#### RECORDS FOR THE TASK:
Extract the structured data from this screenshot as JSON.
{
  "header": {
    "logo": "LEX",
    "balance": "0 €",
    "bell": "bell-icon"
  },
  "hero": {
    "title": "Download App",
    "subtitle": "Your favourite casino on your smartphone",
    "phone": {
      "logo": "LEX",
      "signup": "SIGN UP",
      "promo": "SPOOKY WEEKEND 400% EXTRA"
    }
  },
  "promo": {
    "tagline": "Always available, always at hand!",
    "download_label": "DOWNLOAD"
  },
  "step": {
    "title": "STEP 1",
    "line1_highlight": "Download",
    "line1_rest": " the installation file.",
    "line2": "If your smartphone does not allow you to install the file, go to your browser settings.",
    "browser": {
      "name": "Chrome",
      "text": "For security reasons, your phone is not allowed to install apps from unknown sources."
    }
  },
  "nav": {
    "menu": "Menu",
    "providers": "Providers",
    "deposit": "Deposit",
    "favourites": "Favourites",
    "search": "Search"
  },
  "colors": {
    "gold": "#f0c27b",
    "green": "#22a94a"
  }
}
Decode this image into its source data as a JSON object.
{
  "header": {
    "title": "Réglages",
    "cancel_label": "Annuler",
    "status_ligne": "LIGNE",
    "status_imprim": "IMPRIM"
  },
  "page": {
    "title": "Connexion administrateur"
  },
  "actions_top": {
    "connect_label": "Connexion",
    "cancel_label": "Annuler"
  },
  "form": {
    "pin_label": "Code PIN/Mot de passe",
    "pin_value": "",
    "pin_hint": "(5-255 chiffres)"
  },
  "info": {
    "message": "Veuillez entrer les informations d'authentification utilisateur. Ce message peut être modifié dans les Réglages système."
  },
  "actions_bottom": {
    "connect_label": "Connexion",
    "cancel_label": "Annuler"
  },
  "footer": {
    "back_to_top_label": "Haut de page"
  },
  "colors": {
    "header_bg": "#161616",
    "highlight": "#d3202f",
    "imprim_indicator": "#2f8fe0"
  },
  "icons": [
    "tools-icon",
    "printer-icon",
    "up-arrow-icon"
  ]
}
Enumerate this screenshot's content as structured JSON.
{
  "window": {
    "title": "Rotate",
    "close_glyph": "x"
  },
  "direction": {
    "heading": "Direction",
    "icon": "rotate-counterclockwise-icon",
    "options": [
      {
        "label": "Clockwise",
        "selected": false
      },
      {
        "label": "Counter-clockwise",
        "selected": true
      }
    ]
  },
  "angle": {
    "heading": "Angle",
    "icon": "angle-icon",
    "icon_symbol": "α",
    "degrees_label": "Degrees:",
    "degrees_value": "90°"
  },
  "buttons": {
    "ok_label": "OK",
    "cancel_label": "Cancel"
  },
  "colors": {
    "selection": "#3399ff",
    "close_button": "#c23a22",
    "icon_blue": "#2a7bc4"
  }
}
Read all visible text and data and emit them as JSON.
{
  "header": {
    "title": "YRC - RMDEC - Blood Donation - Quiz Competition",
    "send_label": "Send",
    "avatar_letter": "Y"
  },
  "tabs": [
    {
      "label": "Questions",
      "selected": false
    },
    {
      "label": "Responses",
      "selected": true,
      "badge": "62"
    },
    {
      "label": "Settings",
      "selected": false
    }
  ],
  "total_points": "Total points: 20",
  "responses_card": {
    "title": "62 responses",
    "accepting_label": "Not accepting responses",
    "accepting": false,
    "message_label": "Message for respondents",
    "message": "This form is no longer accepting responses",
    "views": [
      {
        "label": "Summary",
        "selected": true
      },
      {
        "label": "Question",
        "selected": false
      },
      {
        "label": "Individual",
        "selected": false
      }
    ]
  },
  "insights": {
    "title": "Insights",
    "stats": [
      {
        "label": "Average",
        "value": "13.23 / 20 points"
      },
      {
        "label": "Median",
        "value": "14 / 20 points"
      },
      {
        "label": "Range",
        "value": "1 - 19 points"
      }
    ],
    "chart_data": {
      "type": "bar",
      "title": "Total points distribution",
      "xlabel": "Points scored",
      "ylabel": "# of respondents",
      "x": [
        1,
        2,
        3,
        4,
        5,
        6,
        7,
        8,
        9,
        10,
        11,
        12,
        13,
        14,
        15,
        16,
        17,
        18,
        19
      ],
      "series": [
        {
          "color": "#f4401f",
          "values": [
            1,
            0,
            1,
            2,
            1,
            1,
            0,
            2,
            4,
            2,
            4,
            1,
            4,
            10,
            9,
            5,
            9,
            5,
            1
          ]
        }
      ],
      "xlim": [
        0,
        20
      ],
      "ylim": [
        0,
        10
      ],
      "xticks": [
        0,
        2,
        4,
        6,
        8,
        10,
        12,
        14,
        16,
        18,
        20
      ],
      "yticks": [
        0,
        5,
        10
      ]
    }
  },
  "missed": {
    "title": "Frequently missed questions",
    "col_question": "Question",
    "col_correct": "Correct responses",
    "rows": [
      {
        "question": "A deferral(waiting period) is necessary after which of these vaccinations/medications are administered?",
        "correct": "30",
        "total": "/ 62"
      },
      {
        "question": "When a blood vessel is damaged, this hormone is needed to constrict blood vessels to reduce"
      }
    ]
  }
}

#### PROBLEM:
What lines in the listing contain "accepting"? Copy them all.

#### ANSWER SECTION:
    "accepting_label": "Not accepting responses",
    "accepting": false,
    "message": "This form is no longer accepting responses",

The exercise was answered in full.